First of all, it's not a perfect indicator of autism. All of my kids roll their hands and feet like that (and have done so since birth) when they're getting sleepy. None of my kids have autism. Wait until the baby gets older, one of the greatest, accurate indicators on NOT having autism is pointing. Once your little one figures out how to point (closer to a year), you'll feel a lot better... until they start pointing at PEOPLE who take it as rude ;)



answers from New York on


My son never rolled his hands and IS on the Autism Spectrum. He made eye contact and laughed and his pediatrician said he had no signs of Autism at his 12 month well child visit. He still makes eye contact and laughs A LOT! He is a very happy child who gets speech and other therapies at his pre-school.

I think your doctor concerned you for no reason. In my opinion, all parents, especially of boys, should keep their eyes open for language development starting at 12 month. Make sure your baby points to objects and tries to repeat the sounds you make by 12 months old.

At our 18 month well child visit the pediatrician (a different one) raised some concerns about his language development and that he wasn't interested in drawing with crayons or feeding himself. Since my husband and his brother were late talkers we decided to hold off for another 6 months. At 2 years old there was no significant improvement so we had him evaluated and started Early Intervention, which is when a therapist or therapists come to your home. We saw an improvement right away. If I had to do it over again I would have gotten him evaluated at 18 months and started that much earlier.

The evaluation and therapy was playtime for my son. He loved spending time with his therapists. He's in a special pre school now, but we expect him to be going to a general ed kindergarten in 2 years. We have every expectation that he will be a happy, independent adult. That's what we all want for our kids, right. Every person's path is different whether there are issues or not.

My advice to you is, forget about your worries for now, just keep your eyes open for pointing (9-12 months), speech and any aversion to textures. I've shared my story with you to emphasias that its way too early for you to be worrying about this and that even if there is an issue it can be dealt with and you can still have a great outcome.

If you are still worried about this, call a developmental pediatrician. It may take several months for you to get an appointment, but it will be worth it to settle your concerns.

Good luck,



answers from San Diego on

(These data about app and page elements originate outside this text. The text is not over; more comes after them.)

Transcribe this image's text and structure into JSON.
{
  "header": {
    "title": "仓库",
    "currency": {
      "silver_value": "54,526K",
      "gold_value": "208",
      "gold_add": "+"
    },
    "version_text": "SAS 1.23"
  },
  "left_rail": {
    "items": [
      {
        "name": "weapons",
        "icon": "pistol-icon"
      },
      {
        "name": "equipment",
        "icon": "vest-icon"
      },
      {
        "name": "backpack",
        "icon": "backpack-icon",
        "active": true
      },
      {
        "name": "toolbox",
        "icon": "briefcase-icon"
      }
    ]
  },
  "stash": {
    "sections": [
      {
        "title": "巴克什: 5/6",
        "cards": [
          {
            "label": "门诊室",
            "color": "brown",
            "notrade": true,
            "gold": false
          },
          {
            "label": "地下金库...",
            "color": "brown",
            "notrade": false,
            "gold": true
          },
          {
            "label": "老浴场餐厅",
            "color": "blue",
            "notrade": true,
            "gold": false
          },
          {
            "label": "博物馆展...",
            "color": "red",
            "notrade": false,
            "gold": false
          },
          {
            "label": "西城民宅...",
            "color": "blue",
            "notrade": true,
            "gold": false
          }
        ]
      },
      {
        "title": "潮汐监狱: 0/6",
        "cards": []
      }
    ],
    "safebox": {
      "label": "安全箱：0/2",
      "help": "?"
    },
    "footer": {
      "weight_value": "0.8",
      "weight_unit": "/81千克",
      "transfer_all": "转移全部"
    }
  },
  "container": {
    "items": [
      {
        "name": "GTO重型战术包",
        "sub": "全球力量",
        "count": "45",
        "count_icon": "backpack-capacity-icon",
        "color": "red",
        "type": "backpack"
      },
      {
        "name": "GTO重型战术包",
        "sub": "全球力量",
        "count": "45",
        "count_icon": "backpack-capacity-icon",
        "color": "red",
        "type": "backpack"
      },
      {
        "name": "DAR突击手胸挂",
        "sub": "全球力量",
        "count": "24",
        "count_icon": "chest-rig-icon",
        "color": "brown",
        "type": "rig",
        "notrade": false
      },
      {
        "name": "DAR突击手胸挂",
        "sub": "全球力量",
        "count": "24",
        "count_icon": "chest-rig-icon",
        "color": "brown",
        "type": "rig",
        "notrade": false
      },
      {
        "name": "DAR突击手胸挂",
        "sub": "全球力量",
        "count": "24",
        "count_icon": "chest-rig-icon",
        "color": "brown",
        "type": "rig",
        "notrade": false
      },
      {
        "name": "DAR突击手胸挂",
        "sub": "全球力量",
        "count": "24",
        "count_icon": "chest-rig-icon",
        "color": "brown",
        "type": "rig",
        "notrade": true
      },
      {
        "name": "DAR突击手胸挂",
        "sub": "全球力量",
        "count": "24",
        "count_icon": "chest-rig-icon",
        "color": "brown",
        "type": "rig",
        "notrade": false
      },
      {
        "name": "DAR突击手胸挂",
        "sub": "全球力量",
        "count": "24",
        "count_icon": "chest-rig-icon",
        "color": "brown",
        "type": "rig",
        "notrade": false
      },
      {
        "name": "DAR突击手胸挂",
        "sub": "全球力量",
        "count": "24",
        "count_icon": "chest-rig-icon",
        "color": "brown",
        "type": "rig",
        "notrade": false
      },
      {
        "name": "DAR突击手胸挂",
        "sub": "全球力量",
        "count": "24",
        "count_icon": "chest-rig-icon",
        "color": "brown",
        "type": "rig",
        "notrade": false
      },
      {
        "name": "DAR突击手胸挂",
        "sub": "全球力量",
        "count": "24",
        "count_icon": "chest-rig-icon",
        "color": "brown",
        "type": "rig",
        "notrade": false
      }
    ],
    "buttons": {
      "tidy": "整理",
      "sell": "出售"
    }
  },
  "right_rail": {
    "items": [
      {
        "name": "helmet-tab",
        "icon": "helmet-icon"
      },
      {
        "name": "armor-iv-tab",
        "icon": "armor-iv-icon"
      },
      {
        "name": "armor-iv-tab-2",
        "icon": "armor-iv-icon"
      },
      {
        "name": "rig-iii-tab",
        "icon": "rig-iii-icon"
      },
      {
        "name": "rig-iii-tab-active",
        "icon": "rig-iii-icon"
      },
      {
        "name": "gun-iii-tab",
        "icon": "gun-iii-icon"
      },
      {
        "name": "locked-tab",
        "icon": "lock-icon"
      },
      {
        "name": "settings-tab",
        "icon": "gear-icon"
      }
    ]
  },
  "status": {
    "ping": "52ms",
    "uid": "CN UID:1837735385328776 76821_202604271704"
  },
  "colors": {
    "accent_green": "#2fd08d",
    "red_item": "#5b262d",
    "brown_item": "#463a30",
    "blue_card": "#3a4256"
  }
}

Hi T.,
My first child never did have any of the typical symptoms of Autism but was diagnose at 2 mainly because of Language Delays. All kids in the Spectrum do things so differently it is hard to see what to look for. SOme flap, some tiptoe, some run back and forth some do repetitive things. The one thing I did notice around 12 months was this looking at things from the corner of his eyes, which raised concerns but like you i wanted to stop worrying and believe he was perfect. HE is now 5 years old and after Early Intervention he will be attending a regular Kindergarten class with an aide to help him with some behaviors. Keep paying attention to things like his communication, eye contact, appropriate play, wanting to involve you with his pointing, eye gaze, join attention. If he starts to do things that just don't seem right follow your instinct and have him evaluated. My now 2 year old has been in an infant study since the 8 months to look for signs and after seeing the difference in their development it is so obvious to me now. I understand the fear of not wanting to know but in this case ignorance is not bliss, early intervention is key to their success and can really make a difference in how far they can get. I read somewhere that 90% of our brains develop by age 5. Best of luck and I am sure your baby will be fine.

Next question: What Are the Early Signs/first Signs of Autism?